Lines with the word "arrow" are the ones wanted. Copy each of them from the entries below.

[App and web page records]
+++

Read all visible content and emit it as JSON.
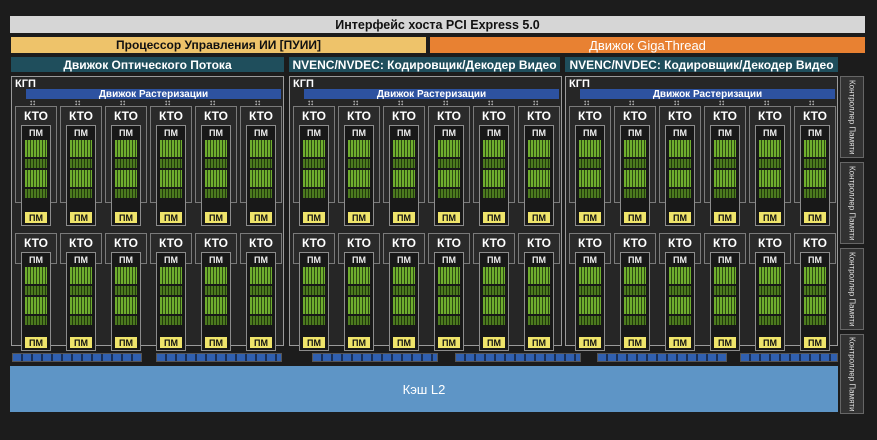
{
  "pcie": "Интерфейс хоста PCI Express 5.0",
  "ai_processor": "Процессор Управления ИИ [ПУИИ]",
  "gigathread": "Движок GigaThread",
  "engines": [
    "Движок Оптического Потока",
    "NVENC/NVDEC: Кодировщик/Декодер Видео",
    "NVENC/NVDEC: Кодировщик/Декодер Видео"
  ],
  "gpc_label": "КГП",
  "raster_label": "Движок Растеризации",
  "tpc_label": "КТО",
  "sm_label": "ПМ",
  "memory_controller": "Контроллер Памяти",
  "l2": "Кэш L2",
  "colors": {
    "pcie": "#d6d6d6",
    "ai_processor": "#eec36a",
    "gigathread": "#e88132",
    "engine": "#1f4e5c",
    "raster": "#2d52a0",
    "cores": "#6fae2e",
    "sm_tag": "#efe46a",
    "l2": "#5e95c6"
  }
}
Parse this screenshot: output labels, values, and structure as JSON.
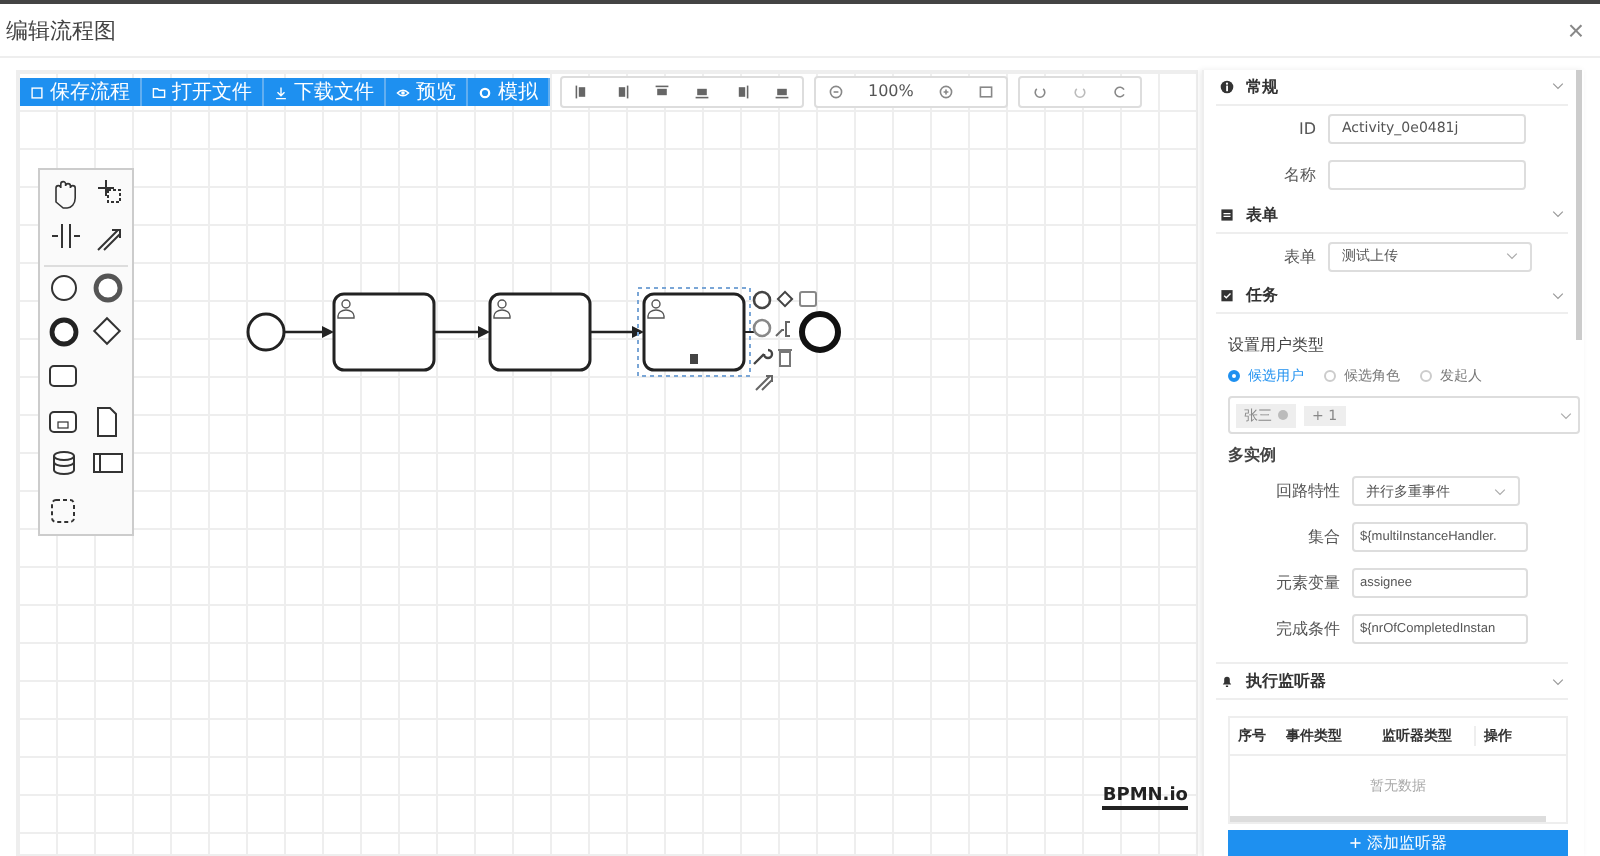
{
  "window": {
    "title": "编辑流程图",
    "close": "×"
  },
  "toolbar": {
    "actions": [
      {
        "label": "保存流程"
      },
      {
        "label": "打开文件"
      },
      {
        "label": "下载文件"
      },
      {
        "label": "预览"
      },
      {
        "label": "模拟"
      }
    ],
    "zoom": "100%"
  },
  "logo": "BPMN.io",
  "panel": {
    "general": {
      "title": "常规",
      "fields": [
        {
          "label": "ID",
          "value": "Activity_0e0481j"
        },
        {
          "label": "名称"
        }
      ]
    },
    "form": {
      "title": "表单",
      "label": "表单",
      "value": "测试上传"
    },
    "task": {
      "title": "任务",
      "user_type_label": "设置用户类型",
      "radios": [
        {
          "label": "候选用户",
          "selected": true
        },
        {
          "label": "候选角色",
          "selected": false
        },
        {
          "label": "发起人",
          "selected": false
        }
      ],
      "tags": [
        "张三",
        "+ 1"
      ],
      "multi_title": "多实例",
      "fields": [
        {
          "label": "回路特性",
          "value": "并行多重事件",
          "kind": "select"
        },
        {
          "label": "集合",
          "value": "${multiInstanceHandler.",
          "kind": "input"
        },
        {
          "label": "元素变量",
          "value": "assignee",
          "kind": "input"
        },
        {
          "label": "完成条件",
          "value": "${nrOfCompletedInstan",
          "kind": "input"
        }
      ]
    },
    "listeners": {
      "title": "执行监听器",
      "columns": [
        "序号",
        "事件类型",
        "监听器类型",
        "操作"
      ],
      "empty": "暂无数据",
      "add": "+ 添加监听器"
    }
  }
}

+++

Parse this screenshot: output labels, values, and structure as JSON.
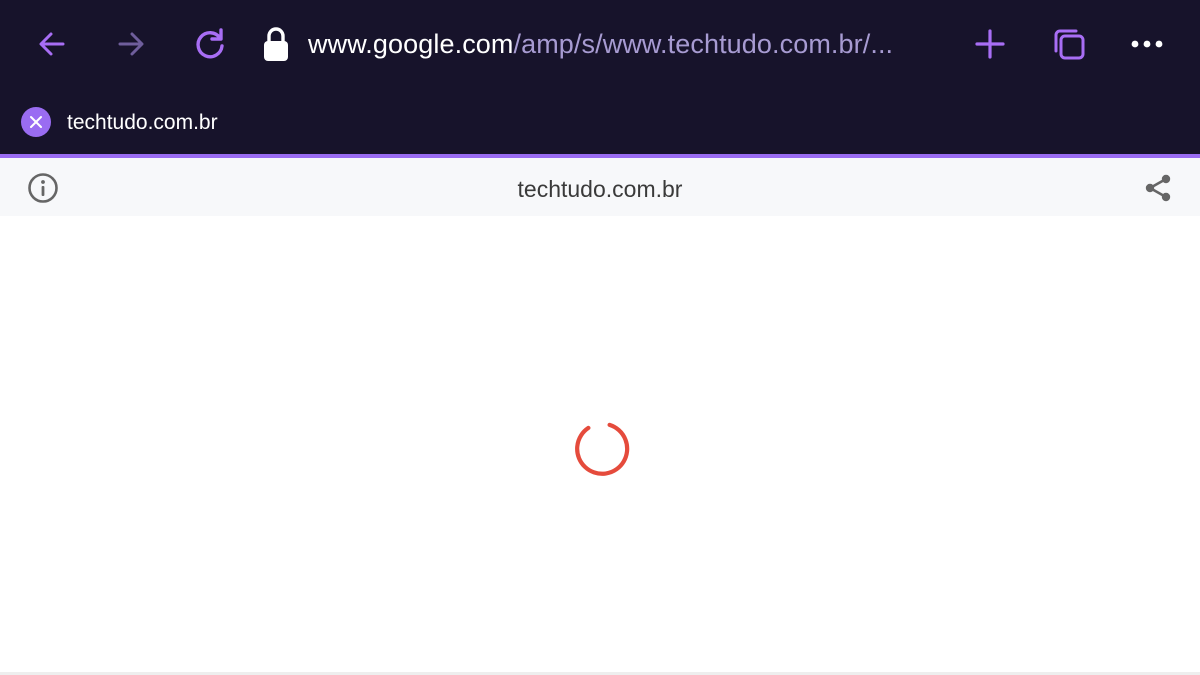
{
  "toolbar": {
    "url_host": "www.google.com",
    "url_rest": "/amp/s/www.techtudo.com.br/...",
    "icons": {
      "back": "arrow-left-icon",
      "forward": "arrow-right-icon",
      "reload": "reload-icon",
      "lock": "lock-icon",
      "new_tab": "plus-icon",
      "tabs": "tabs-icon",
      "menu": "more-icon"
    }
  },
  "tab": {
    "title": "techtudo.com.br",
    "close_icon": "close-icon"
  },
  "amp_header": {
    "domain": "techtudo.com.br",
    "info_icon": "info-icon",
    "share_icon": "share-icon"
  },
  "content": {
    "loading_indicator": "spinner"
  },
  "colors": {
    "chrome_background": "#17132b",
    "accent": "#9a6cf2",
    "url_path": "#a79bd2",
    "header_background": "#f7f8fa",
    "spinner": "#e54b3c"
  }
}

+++

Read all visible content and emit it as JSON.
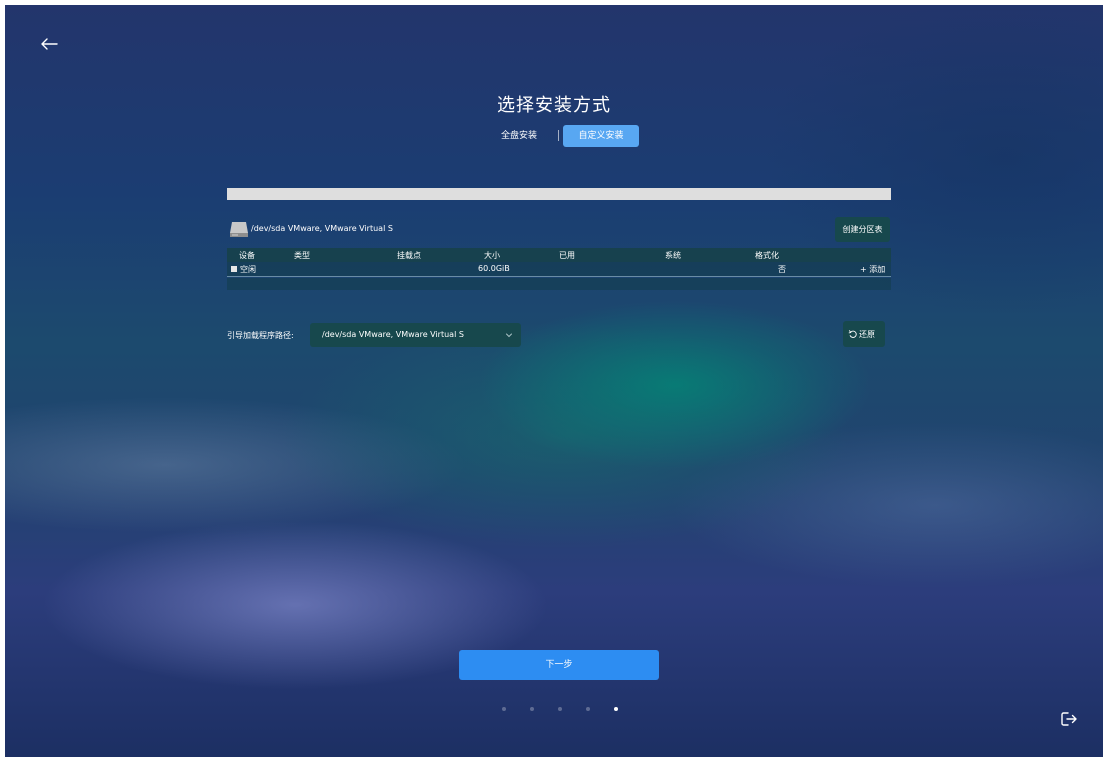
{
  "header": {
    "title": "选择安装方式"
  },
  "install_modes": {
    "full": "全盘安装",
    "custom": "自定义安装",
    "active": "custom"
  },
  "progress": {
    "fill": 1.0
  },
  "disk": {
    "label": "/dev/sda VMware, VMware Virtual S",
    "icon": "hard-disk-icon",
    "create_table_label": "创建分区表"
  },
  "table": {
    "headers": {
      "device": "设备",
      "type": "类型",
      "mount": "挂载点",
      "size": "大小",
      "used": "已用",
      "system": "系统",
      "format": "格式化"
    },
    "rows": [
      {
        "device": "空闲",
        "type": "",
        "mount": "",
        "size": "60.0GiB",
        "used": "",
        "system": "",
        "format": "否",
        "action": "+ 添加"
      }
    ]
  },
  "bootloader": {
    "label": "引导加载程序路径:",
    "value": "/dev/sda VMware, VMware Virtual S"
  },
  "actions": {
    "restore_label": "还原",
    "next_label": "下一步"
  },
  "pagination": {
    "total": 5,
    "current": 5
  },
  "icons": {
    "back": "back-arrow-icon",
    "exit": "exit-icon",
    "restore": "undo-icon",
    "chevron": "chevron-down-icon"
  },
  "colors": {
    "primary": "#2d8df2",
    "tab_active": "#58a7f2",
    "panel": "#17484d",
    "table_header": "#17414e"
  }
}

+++

Exercise solution:
      "back": "arrow-left-icon",
      "forward": "arrow-right-icon",
    "back": "back-arrow-icon",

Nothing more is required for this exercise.